Check each line of the listing for the word "liaotiantu" and report how many lines contain it, giving nothing but the number.
+===+
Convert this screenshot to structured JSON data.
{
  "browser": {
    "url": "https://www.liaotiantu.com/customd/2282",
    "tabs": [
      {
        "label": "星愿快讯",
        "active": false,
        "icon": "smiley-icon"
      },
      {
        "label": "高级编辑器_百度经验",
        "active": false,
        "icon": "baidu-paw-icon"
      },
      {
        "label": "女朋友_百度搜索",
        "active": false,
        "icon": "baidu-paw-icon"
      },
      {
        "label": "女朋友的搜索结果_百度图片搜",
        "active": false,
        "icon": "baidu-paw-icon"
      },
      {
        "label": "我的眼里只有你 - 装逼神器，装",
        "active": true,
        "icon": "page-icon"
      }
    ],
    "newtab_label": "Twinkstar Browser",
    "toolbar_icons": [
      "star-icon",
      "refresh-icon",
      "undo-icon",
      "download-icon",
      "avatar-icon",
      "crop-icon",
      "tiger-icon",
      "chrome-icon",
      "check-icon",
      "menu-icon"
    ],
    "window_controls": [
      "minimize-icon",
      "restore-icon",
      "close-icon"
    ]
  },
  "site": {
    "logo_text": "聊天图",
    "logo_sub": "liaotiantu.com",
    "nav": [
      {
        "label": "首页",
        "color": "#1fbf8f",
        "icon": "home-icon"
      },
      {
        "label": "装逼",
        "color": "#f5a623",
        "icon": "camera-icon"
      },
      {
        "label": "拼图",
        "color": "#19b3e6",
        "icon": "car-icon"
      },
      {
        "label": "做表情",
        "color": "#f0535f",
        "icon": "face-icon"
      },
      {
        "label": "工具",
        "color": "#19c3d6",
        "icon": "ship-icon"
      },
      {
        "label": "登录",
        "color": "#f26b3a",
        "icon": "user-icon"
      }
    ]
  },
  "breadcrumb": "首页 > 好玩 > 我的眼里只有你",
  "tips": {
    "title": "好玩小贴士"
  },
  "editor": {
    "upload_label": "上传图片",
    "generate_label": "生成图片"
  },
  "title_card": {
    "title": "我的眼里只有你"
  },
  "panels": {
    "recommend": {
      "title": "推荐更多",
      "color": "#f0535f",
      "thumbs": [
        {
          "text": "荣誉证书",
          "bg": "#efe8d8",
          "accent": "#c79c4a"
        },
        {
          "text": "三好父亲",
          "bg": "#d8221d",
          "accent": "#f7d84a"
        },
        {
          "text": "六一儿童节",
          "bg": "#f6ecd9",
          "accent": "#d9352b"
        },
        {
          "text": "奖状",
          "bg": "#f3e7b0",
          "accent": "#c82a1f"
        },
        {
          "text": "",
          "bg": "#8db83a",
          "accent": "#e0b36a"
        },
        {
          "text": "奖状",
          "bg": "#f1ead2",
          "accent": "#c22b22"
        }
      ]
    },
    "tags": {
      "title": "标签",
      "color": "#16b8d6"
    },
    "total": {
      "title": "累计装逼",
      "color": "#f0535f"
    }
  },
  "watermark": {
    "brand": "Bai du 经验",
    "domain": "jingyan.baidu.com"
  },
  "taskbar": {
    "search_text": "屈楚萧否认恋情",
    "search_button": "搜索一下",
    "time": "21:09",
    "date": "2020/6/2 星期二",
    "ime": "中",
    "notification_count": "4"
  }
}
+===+
* [Exercise solution]: 2